4th June 1934, Dame Dr. Daphne Sheldrick was born. Eons later, she would become the Conservation Icon, who pioneered the powdered milk formula used to hand-feed baby elephants and rhinos. Her research and failures took her about 28 years. She came up with a way to mix the special milk powder mixed with warm water and some coconut oil, so the babies could feed easily; cow’s milk she discovered had lots of fat, the animals could not tolerate it. This has helped her save over 230 elephants in Kenya and India plus rhinos and other animal species across Africa.
Dame Daphne’s journey begun right under her parents’ care. Who would have thought allowing her to nurture ‘Bushy’, an orphaned baby bushbuck (antelope) would define her destiny? If only we can see tomorrow and get to tell about our destinies, her parents would have known her life’s philosophy was just being established.
Forgoing campus for marriage, Dame Daphne rewrote the story of her life. After leaving her first marriage, she got married to David, the founder Warden of Tsavo East National Park; the largest national park in Kenya. They worked as wardens for 25 years; their call – to protect, preserve, and conserve elephants and other animal species in the wild.
Elephants are emotional animals. Orphaned then left alone, they tend to cry. They love each other, enjoying the company and playing together. This proves their being intelligent social species, with fantastic problem-solving capabilities – a making not shared by many other Animalia. Dame Daphne got to live with them, learn their ways and understand animal psychology, and most of their behavioral matters.
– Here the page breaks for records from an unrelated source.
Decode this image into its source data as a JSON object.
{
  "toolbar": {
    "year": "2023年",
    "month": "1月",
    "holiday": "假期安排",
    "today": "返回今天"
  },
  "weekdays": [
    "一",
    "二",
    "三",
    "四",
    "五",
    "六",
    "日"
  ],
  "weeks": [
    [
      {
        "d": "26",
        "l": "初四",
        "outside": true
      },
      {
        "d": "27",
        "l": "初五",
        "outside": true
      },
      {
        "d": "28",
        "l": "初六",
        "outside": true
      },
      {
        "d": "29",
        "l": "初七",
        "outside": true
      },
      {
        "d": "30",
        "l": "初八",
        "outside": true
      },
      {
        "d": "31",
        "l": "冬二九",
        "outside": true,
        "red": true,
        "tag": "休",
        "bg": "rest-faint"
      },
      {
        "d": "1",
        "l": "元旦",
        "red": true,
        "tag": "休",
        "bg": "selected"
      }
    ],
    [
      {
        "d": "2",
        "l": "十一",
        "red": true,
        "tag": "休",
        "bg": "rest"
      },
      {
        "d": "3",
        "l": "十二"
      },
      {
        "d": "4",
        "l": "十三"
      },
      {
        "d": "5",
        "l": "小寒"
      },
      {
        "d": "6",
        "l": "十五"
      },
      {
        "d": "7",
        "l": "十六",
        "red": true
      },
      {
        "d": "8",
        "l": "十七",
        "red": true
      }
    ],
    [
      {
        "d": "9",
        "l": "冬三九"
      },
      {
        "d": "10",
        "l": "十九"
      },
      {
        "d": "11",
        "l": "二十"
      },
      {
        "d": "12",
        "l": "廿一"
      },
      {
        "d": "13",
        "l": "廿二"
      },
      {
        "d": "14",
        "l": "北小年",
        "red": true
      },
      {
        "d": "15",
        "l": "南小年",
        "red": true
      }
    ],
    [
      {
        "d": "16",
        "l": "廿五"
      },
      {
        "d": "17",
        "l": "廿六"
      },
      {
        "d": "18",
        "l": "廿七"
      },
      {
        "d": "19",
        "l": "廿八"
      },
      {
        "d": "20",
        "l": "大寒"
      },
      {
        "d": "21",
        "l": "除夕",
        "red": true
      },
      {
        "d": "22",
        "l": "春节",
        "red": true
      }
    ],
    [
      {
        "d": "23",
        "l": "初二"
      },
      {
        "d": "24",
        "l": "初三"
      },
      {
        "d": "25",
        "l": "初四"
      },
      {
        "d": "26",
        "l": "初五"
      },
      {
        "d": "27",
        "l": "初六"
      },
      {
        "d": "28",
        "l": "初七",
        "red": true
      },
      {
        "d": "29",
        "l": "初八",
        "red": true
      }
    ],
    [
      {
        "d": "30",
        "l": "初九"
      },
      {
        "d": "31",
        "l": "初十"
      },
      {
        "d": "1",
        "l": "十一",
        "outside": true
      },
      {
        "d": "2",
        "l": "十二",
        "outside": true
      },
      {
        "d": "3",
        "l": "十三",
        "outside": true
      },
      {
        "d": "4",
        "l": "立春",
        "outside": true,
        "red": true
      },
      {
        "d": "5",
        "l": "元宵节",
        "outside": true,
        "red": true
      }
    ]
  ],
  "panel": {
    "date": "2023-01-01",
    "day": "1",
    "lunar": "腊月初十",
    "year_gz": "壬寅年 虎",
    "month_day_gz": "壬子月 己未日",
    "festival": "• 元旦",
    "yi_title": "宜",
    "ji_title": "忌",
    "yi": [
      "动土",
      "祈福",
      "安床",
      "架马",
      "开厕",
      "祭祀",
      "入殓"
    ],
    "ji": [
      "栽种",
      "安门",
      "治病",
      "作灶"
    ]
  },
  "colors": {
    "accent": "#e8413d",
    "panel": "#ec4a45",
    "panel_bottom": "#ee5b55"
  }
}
She learned to listen to them; understanding their capacity to love, grieve, heal, bond and their intelligence.
David, Daphne’s husband passed away in 1977 after suffering a heart attack. And Daphne after getting permission from the Government of Kenya, brought us the world-renowned, most successful orphaned elephant rescue and rehabilitation center, David Sheldrick’s Wildlife Trust (DSWT) right in the vicinity of Nairobi.
This is the best place to get an in-depth understanding of elephants, and to take that unforgettable pic from a front-row seat. Here, they take care of elephants and rhinos orphaned by poaching or drought. The animals are exposed to the wild early every morning and sleep on a bed with blankets every night. Who would have guessed this? We all need to visit, for an experience of our own. They are fed every three hours, day and night by wardens employed to take care of them.
For over 60 years, her life was about protecting Africa’s elephants, rhinos and some of the world’s most endangered species. And not seeking to be a star in the global arena, she reminds us through and through those elephants and all flora and fauna are beautiful creations deserving a free and protected life, just like us.
Dame Daphne rests at the age of 83 years. Leaving a legacy to behold. She wrote her own story or love, passion, commitment and put our beautiful motherland on the world stage. David Sheldrick’s Wildlife Trust is a must visit for both tourists and natives alike. At just a donation of Kshs. 500, I have never had enough of the elephant feeding 11:00am-12: 00-noon visits. I still will visit again and again.
As the curtains fell on 12th April 2018, I say she lived a full and accomplished life. She has taught us the beauty of following our passions and redefined commitment. Whatever your field of expertise is, give it your all and inspire generations with your great works. In an interview with The Telegraph recently she said, “The existence of the park remains one of my proudest achievements. But seeing my children and grandchildren’s love for the natural world and their commitment to the David Sheldrick Wildlife Trust and the work they do is most rewarding. I know that the legacy of all we have worked towards will continue long after I am gone.”
Today, the Legend is gone, but the elephants will continue to trumpet on.
Mama Elephants, Rest in Peace!